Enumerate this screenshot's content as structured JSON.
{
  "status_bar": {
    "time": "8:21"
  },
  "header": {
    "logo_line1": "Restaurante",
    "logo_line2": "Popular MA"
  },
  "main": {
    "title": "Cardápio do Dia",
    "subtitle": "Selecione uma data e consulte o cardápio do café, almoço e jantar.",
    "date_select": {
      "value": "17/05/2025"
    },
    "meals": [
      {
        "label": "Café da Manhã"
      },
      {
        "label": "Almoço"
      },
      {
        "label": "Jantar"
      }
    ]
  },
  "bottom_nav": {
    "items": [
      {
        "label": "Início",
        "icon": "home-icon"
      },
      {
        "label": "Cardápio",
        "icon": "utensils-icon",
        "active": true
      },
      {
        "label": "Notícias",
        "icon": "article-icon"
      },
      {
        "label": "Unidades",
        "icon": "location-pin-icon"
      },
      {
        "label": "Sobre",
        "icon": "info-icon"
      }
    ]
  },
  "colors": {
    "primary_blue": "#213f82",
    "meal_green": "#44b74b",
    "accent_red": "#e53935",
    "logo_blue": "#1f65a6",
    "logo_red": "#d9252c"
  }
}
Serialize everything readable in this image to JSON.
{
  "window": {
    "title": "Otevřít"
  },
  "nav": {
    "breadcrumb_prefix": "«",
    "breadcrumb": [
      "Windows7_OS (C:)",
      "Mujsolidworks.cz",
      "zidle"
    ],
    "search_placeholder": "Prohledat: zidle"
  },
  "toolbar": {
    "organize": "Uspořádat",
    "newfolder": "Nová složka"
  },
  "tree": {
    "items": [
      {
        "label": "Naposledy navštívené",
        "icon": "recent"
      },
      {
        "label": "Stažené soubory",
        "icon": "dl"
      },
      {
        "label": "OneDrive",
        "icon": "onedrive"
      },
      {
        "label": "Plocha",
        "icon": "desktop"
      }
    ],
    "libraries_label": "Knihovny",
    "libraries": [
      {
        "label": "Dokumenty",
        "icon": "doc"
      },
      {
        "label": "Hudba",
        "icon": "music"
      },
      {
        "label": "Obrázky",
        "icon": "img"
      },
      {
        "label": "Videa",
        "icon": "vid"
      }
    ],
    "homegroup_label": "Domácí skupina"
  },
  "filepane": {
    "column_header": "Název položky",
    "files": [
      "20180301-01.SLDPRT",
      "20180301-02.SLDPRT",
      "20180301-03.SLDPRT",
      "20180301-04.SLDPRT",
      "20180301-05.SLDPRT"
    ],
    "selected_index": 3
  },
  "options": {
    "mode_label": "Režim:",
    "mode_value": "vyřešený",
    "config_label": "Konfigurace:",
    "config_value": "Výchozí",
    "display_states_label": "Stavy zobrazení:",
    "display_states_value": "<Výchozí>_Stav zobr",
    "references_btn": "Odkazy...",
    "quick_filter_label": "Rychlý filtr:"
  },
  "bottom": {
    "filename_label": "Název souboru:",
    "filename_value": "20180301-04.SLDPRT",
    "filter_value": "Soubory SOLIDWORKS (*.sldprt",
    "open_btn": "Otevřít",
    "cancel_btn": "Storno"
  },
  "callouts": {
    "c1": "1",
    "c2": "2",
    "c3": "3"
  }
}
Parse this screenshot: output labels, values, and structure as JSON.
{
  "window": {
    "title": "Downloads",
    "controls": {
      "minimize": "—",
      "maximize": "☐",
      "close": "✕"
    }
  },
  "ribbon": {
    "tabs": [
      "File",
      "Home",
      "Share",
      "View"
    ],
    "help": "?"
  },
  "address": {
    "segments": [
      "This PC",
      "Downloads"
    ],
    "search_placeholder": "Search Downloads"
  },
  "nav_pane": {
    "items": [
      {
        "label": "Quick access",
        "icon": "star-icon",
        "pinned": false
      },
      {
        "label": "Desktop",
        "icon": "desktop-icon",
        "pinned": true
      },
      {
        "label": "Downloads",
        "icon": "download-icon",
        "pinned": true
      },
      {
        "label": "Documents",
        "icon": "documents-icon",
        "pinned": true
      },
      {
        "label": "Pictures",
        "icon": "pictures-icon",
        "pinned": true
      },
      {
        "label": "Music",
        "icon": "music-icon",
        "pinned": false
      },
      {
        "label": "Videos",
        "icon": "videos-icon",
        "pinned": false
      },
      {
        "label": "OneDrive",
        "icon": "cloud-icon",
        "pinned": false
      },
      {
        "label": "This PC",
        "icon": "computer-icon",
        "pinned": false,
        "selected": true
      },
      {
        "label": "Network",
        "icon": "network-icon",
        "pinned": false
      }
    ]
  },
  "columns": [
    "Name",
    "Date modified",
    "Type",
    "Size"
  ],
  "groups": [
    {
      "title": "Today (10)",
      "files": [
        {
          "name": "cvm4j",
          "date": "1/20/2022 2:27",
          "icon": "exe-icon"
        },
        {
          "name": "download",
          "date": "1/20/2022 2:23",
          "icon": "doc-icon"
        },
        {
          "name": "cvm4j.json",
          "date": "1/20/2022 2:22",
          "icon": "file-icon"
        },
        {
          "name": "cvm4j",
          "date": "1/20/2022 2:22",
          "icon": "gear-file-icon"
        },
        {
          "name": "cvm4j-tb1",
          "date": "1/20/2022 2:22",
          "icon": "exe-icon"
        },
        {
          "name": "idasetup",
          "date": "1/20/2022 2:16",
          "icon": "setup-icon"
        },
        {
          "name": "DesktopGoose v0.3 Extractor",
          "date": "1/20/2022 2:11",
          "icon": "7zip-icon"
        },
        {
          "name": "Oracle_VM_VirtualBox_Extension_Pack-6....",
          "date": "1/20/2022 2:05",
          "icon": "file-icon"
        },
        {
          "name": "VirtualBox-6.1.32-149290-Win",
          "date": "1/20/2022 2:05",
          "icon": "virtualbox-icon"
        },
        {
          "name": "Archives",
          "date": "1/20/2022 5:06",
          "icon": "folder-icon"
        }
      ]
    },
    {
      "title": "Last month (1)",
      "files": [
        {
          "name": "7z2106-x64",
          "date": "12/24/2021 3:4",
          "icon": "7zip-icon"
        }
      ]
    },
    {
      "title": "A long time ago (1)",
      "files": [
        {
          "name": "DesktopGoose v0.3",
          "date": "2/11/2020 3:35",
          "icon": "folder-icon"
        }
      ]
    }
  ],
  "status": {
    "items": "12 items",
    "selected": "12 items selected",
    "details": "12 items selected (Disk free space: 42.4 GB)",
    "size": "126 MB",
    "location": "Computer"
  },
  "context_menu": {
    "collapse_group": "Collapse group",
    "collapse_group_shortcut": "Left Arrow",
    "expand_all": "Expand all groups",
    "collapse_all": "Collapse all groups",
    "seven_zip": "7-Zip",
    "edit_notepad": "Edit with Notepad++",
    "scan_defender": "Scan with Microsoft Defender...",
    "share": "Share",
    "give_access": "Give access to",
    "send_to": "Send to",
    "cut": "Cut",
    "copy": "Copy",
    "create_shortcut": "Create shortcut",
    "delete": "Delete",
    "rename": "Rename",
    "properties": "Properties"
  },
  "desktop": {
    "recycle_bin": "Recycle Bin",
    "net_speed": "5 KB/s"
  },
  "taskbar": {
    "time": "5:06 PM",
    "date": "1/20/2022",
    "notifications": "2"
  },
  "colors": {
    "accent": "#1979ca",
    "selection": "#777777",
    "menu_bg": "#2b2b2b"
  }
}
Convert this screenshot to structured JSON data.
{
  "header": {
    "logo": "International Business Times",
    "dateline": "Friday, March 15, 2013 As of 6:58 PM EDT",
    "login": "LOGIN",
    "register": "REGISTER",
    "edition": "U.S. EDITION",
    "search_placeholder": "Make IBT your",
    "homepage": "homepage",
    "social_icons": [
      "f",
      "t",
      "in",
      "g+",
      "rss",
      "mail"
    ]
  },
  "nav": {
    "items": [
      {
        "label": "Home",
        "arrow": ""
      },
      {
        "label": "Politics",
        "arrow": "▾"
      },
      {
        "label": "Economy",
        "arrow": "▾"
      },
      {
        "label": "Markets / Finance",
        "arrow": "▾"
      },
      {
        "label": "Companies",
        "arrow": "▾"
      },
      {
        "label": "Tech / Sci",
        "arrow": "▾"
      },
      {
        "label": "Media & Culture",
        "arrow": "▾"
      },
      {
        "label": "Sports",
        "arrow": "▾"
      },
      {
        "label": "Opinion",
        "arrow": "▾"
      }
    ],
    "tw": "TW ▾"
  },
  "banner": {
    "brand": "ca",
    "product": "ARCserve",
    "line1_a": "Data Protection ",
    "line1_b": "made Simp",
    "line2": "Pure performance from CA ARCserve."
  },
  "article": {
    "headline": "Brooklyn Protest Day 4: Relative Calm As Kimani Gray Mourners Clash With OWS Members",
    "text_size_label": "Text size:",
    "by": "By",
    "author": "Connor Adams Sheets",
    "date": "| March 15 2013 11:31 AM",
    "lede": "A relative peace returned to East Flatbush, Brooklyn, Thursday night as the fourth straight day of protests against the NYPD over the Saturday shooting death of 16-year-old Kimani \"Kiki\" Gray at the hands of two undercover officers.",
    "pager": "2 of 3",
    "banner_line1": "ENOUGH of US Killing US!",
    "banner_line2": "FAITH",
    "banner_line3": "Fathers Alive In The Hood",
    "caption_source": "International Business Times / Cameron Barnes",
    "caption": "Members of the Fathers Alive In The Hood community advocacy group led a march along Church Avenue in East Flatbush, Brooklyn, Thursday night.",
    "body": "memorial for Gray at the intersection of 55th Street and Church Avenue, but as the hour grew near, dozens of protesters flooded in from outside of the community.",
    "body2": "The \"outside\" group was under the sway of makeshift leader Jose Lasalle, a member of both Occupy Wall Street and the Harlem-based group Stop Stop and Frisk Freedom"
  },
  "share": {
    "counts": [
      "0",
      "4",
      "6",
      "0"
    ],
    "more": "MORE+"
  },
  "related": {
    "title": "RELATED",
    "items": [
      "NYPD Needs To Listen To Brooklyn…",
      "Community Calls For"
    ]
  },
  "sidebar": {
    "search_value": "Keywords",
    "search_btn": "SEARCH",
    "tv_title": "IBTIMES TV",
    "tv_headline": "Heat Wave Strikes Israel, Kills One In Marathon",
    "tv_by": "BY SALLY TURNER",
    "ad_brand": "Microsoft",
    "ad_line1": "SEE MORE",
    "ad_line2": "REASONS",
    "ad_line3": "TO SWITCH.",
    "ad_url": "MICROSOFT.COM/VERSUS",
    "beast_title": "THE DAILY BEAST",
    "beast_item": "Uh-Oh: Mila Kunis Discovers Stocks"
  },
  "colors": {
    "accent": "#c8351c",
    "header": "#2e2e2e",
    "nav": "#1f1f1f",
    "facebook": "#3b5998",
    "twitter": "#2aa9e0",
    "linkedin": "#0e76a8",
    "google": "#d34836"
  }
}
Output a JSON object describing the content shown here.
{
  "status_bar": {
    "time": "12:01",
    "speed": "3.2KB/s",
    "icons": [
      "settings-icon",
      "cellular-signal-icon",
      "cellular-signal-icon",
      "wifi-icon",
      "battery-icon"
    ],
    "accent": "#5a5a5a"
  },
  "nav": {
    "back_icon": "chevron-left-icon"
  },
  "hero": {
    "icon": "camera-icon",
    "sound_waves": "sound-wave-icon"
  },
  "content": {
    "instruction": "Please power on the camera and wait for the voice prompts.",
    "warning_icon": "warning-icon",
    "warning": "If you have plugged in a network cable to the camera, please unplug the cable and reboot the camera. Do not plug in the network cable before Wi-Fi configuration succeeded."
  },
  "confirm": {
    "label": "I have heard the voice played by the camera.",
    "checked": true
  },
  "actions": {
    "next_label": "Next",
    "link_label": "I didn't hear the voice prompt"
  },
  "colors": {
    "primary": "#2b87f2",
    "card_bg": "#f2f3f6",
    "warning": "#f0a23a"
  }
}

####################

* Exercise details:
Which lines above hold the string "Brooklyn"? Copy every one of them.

* Response:
    "headline": "Brooklyn Protest Day 4: Relative Calm As Kimani Gray Mourners Clash With OWS Members",
    "lede": "A relative peace returned to East Flatbush, Brooklyn, Thursday night as the fourth straight day of protests against the NYPD over the Saturday shooting death of 16-year-old Kimani \"Kiki\" Gray at the hands of two undercover officers.",
    "caption": "Members of the Fathers Alive In The Hood community advocacy group led a march along Church Avenue in East Flatbush, Brooklyn, Thursday night.",
      "NYPD Needs To Listen To Brooklyn…",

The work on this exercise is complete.